Baseball in a Grain of Sand: Seeing the Game through a Small Town Season
Hip Hop Ain’t Dead and Playing While White
Hip Hop Ain’t Dead: It’s Livin’ in the White House
Sanford Richmond ’11 PhD
Mill City Press: 2016
Playing While White: Privilege and Power On and Off the Field
David J. Leonard
University of Washington Press: 2017
During his undergraduate years at the University of Southern California, writes Sanford Richmond in Hip Hop Ain’t Dead, “I began to … » More …
First ’16 Rose Bowl
WSC banged, smashed, bulled, and pounded their way to a 14–0 victory that started a storied football tradition.
Washington State supporters wondered, sometimes aloud, if President E. A. Bryan had made a grievous mistake in entrusting the football program to William “Lone Star” Dietz shortly after the sharp-dressed man arrived on September 1, 1915.
Dietz emphasized conditioning over running plays, then a radical approach. He inherited eight experienced players and three teams of untested candidates, none of whom were familiar with the single- or double-wing formations Dietz—as Pop Warner’s protégé—brought with him from Carlisle Indian School. Hopes sank when the varsity squeaked by the alumni … » More …

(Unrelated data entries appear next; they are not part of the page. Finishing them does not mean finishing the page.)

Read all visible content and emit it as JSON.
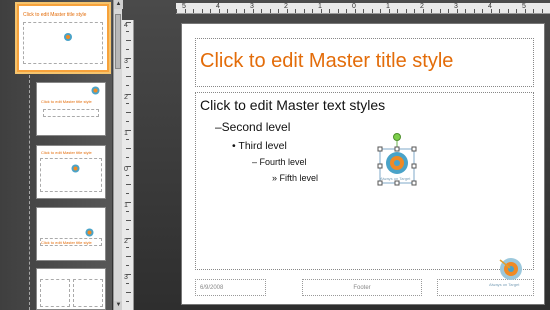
{
  "slide": {
    "title": "Click to edit Master title style",
    "levels": [
      "Click to edit  Master text styles",
      "–Second level",
      "• Third level",
      "– Fourth level",
      "» Fifth level"
    ],
    "footer_date": "6/9/2008",
    "footer_text": "Footer",
    "clipart_caption": "Always on Target"
  },
  "thumbnails": [
    {
      "title": "Click to edit Master title style",
      "selected": true
    },
    {
      "title": "Click to edit Master title style",
      "selected": false
    },
    {
      "title": "Click to edit Master title style",
      "selected": false
    },
    {
      "title": "Click to edit Master title style",
      "selected": false
    },
    {
      "title": "",
      "selected": false
    }
  ],
  "vertical_ruler": [
    "4",
    "3",
    "2",
    "1",
    "0",
    "1",
    "2",
    "3"
  ],
  "horizontal_ruler": [
    "5",
    "4",
    "3",
    "2",
    "1",
    "0",
    "1",
    "2",
    "3",
    "4",
    "5"
  ],
  "colors": {
    "accent": "#e36c09",
    "selection": "#f7a23b"
  }
}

Nikkei Baseball: Japanese American Players from Immigration and Internment to the Major Leagues
Samuel O. Regalado ’83 MA, ’87 PhD
University of Illinois Press, 2013
Since Sam Regalado received his doctorate in history in 1987, he has established himself as one of the leading authorities on the history of baseball and the Hispanic population in the United States. Now a professor at California State University Stanislaus, Regalado has penned an eminently readable history on how baseball helped Americans of Japanese descent construct an identity.
Regalado’s interest … » More …
Consider the dragon
With his fierce gaze and swift, powerful muscles, Chinese American martial artist and actor Bruce Lee inspired John Wong and a generation of Chinese people in the early 1970s. Lee embodied a new and potent physicality as an Asian man on film, one who would transcend traditional kung fu forms, influence fitness, and stand toe-to-toe against stereotypes.
“He had a quality that people admired and almost worshiped,” says Wong, associate professor in the Washington State University College of Education and sports historian. “Even people who were born after Lee died see his influence as a pioneer.”
In a recent article for Sports History Review, Wong … » More …